The panel’s report, a summary of which was just published in the Annals of Internal Medicine , contains many other valuable insights. For example, I was deeply troubled by how little scientific evidence exists to support the safety and efficacy of long-term opioid use; most clinical studies on opioids and chronic pain have lasted 6 weeks or less. That is a serious knowledge gap, especially in light of the fact that up to 8 million Americans use opioids for long-term pain management—and the known side effects of short-term opioid use include nausea, mental clouding, and respiratory depression, along with overdose. Until more scientific evidence is generated on the effects of long-term opioid use, the panel suggests that people seeking help for chronic pain be initially encouraged to try non-drug approaches, such as physical or behavioral therapy. If such approaches fail to ease the pain, potentially riskier drug options, including non-opioid and opioid medications, could then be explored—but with great care.
As is increasingly the case for all areas of medicine, the panel concluded that the best pain management strategy is one tailored to identify and meet a patient’s individual needs. Taking this point a step further, the panel recommended that initial patient evaluations go beyond a standardized pain assessment (On a scale of 1 to 10, what is your pain level?) to consider more fully the whole patient—from quality of life and psychological wellbeing to the presence of other pain-causing conditions and sensitivity to pain.
A lot of this may be easier said than done. The expert panel acknowledged that, in the real world, many healthcare providers currently do not have the time or the tools to conduct such detailed evaluations, and some health insurers do not cover non-drug interventions or non-opioid drugs as first-line treatments for chronic pain. Furthermore, once a healthcare provider has prescribed an opioid drug to a patient with chronic pain, there are insufficient data on drug characteristics, dosing strategies, or tapering to guide clinical care effectively.
Clearly, NIH can’t address all of these challenges alone. However, we are taking very seriously the panel’s call for more research to generate the evidence-based, multidisciplinary approaches needed to bring safe and effective relief to the millions of Americans living with chronic pain.
The NIH is also doing everything it can to use the power of science to reduce the very serious public health problem of the abuse of opioid painkillers and other prescription drugs. In fact, on April 7, I’m scheduled to be among the NIH scientists presenting at The National Rx Drug Abuse Summit, which is a collaboration of professionals from government, business, academia, clinicians, treatment providers, counselors, educators, and advocates who are deeply concerned about prescription drug abuse.
 National Institutes of Health Pathways to Prevention Workshop: The Role of Opioids in the Treatment of Chronic Pain. Reuben DB, Alvanzo AAH, Ashikaga T, Bogat A, Callahan CM, Ruffing V, and Steffens DC. Annals of Internal Medicine. 2015 January 13.

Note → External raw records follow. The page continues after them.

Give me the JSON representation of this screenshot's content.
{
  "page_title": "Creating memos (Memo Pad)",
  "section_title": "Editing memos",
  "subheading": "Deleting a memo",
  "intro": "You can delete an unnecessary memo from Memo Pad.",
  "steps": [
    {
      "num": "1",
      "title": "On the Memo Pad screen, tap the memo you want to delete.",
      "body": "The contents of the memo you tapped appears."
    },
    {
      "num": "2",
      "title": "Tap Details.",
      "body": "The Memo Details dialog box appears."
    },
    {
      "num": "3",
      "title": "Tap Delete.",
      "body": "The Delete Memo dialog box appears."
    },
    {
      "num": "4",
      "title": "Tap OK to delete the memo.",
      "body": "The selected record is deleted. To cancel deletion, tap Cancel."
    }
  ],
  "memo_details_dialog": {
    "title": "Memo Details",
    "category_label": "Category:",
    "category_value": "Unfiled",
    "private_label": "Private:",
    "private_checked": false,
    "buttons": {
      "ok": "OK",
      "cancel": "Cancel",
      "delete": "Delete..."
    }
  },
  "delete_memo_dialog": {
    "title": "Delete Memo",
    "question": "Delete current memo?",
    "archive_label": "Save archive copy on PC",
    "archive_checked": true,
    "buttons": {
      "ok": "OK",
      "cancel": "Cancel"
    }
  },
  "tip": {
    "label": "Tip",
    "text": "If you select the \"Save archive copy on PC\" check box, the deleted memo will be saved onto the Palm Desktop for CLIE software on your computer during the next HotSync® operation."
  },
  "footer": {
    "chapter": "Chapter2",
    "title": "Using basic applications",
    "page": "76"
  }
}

National Pain Strategy, Interagency Pain Research Coordinating Committee, U.S. Department of Health and Human Services
Prescription Drug Abuse (NIDA/NIH)
National Drug Facts Week (NIDA/NIH)
NIH support: NIH Office of Disease Prevention; National Institute on Drug Abuse; National Institute of Neurological Disorders and Stroke